US20090216303 *May 1, 2009Aug 27, 2009Vanskiver Greg JHinged therapeutic mouthpiece
US20100174237 *Jan 7, 2009Jul 8, 2010Halaka Folim GSkin cooling apparatus and method
EP0239048A2 *Mar 23, 1987Sep 30, 1987Politechnika WarszawskaLow-temperature destroyer
EP0239048A3 *Mar 23, 1987Mar 30, 1988Politechnika WarszawskaLow-temperature destroyer
WO1998006339A1 *Aug 12, 1997Feb 19, 1998Stephen James RowlandMedical cryo-surgical device

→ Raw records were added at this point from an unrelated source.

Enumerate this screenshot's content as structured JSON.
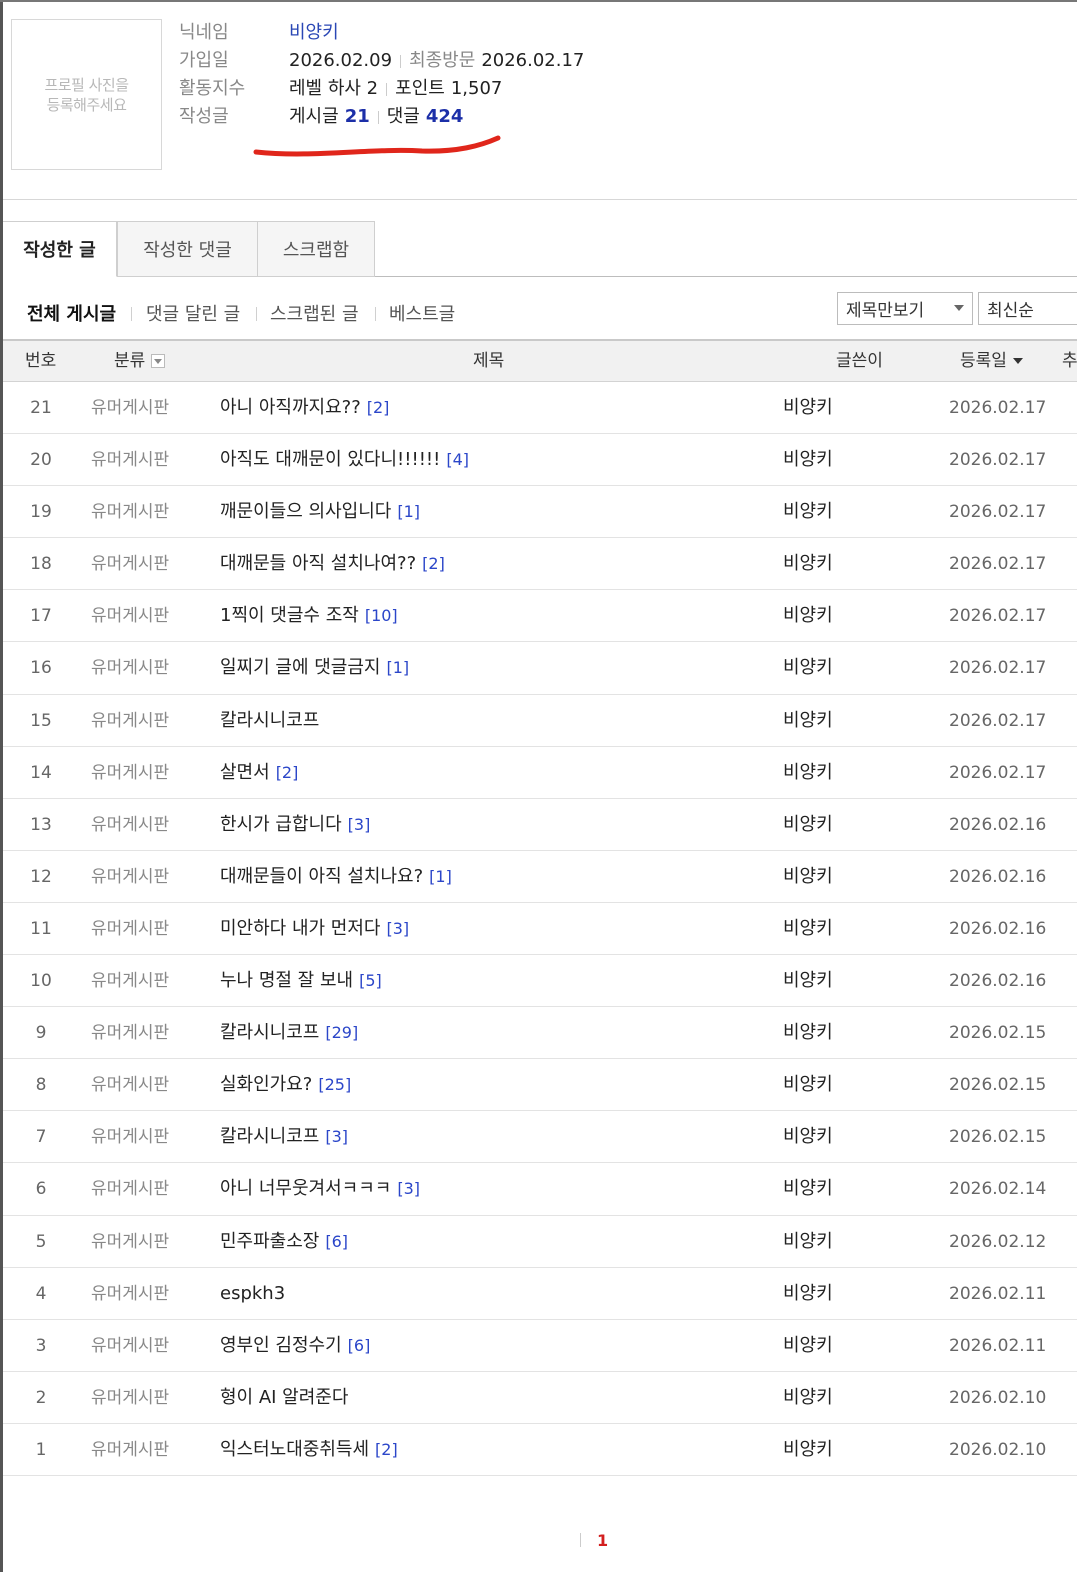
{
  "profile": {
    "photo_placeholder": "프로필 사진을\n등록해주세요",
    "nickname_label": "닉네임",
    "nickname": "비양키",
    "joined_label": "가입일",
    "joined": "2026.02.09",
    "last_visit_label": "최종방문",
    "last_visit": "2026.02.17",
    "activity_label": "활동지수",
    "level": "레벨 하사 2",
    "points_label": "포인트",
    "points": "1,507",
    "written_label": "작성글",
    "posts_label": "게시글",
    "posts_count": "21",
    "comments_label": "댓글",
    "comments_count": "424"
  },
  "tabs": [
    "작성한 글",
    "작성한 댓글",
    "스크랩함"
  ],
  "filters": [
    "전체 게시글",
    "댓글 달린 글",
    "스크랩된 글",
    "베스트글"
  ],
  "view_select": "제목만보기",
  "sort_select": "최신순",
  "table": {
    "headers": {
      "no": "번호",
      "category": "분류",
      "title": "제목",
      "writer": "글쓴이",
      "date": "등록일",
      "extra": "추"
    },
    "rows": [
      {
        "no": "21",
        "category": "유머게시판",
        "title": "아니 아직까지요??",
        "comments": "[2]",
        "writer": "비양키",
        "date": "2026.02.17"
      },
      {
        "no": "20",
        "category": "유머게시판",
        "title": "아직도 대깨문이 있다니!!!!!!",
        "comments": "[4]",
        "writer": "비양키",
        "date": "2026.02.17"
      },
      {
        "no": "19",
        "category": "유머게시판",
        "title": "깨문이들으 의사입니다",
        "comments": "[1]",
        "writer": "비양키",
        "date": "2026.02.17"
      },
      {
        "no": "18",
        "category": "유머게시판",
        "title": "대깨문들 아직 설치나여??",
        "comments": "[2]",
        "writer": "비양키",
        "date": "2026.02.17"
      },
      {
        "no": "17",
        "category": "유머게시판",
        "title": "1찍이 댓글수 조작",
        "comments": "[10]",
        "writer": "비양키",
        "date": "2026.02.17"
      },
      {
        "no": "16",
        "category": "유머게시판",
        "title": "일찌기 글에 댓글금지",
        "comments": "[1]",
        "writer": "비양키",
        "date": "2026.02.17"
      },
      {
        "no": "15",
        "category": "유머게시판",
        "title": "칼라시니코프",
        "comments": "",
        "writer": "비양키",
        "date": "2026.02.17"
      },
      {
        "no": "14",
        "category": "유머게시판",
        "title": "살면서",
        "comments": "[2]",
        "writer": "비양키",
        "date": "2026.02.17"
      },
      {
        "no": "13",
        "category": "유머게시판",
        "title": "한시가 급합니다",
        "comments": "[3]",
        "writer": "비양키",
        "date": "2026.02.16"
      },
      {
        "no": "12",
        "category": "유머게시판",
        "title": "대깨문들이 아직 설치나요?",
        "comments": "[1]",
        "writer": "비양키",
        "date": "2026.02.16"
      },
      {
        "no": "11",
        "category": "유머게시판",
        "title": "미안하다 내가 먼저다",
        "comments": "[3]",
        "writer": "비양키",
        "date": "2026.02.16"
      },
      {
        "no": "10",
        "category": "유머게시판",
        "title": "누나 명절 잘 보내",
        "comments": "[5]",
        "writer": "비양키",
        "date": "2026.02.16"
      },
      {
        "no": "9",
        "category": "유머게시판",
        "title": "칼라시니코프",
        "comments": "[29]",
        "writer": "비양키",
        "date": "2026.02.15"
      },
      {
        "no": "8",
        "category": "유머게시판",
        "title": "실화인가요?",
        "comments": "[25]",
        "writer": "비양키",
        "date": "2026.02.15"
      },
      {
        "no": "7",
        "category": "유머게시판",
        "title": "칼라시니코프",
        "comments": "[3]",
        "writer": "비양키",
        "date": "2026.02.15"
      },
      {
        "no": "6",
        "category": "유머게시판",
        "title": "아니 너무웃겨서ㅋㅋㅋ",
        "comments": "[3]",
        "writer": "비양키",
        "date": "2026.02.14"
      },
      {
        "no": "5",
        "category": "유머게시판",
        "title": "민주파출소장",
        "comments": "[6]",
        "writer": "비양키",
        "date": "2026.02.12"
      },
      {
        "no": "4",
        "category": "유머게시판",
        "title": "espkh3",
        "comments": "",
        "writer": "비양키",
        "date": "2026.02.11"
      },
      {
        "no": "3",
        "category": "유머게시판",
        "title": "영부인 김정수기",
        "comments": "[6]",
        "writer": "비양키",
        "date": "2026.02.11"
      },
      {
        "no": "2",
        "category": "유머게시판",
        "title": "형이 AI 알려준다",
        "comments": "",
        "writer": "비양키",
        "date": "2026.02.10"
      },
      {
        "no": "1",
        "category": "유머게시판",
        "title": "익스터노대중취득세",
        "comments": "[2]",
        "writer": "비양키",
        "date": "2026.02.10"
      }
    ]
  },
  "pagination": {
    "current": "1"
  },
  "colors": {
    "accent_blue": "#2b46c9",
    "underline_red": "#e0261b",
    "page_red": "#d31f1f"
  }
}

WO2003011362A2 *Aug 1, 2002Feb 13, 2003Vanskiver Greg JHinged therapeutic mouthpiece
WO2003011362A3 *Aug 1, 2002Oct 23, 2003Greg J VanskiverHinged therapeutic mouthpiece
WO2010080693A1 *Jan 7, 2010Jul 15, 2010Halaka Folim GSkin cooling apparatus and method
Classifications
U.S. Classification606/20, 62/293, 607/113, 433/32, 62/3.62
International ClassificationA61C19/08, F25B21/02, A61B18/02, A61M19/00, A61F7/10
Cooperative ClassificationA61M19/00, F25B21/02, A61B18/02
European ClassificationA61M19/00, A61B18/02, F25B21/02
Legal Events
DateCodeEventDescription
Sep 12, 1983ASAssignment
Owner name: KABUSHIKIKAISHA YOSHIDA 7-6-9, UENO, TAITO-KU, TO
Free format text: ASSIGNMENT OF ASSIGNORS INTEREST.;ASSIGNOR:TAKEHISA, SHIGERU;REEL/FRAME:004169/0686
Effective date: 19830715
Nov 3, 1987REMIMaintenance fee reminder mailed
Apr 3, 1988LAPSLapse for failure to pay maintenance fees
Jun 21, 1988FPExpired due to failure to pay maintenance fee
Effective date: 19880403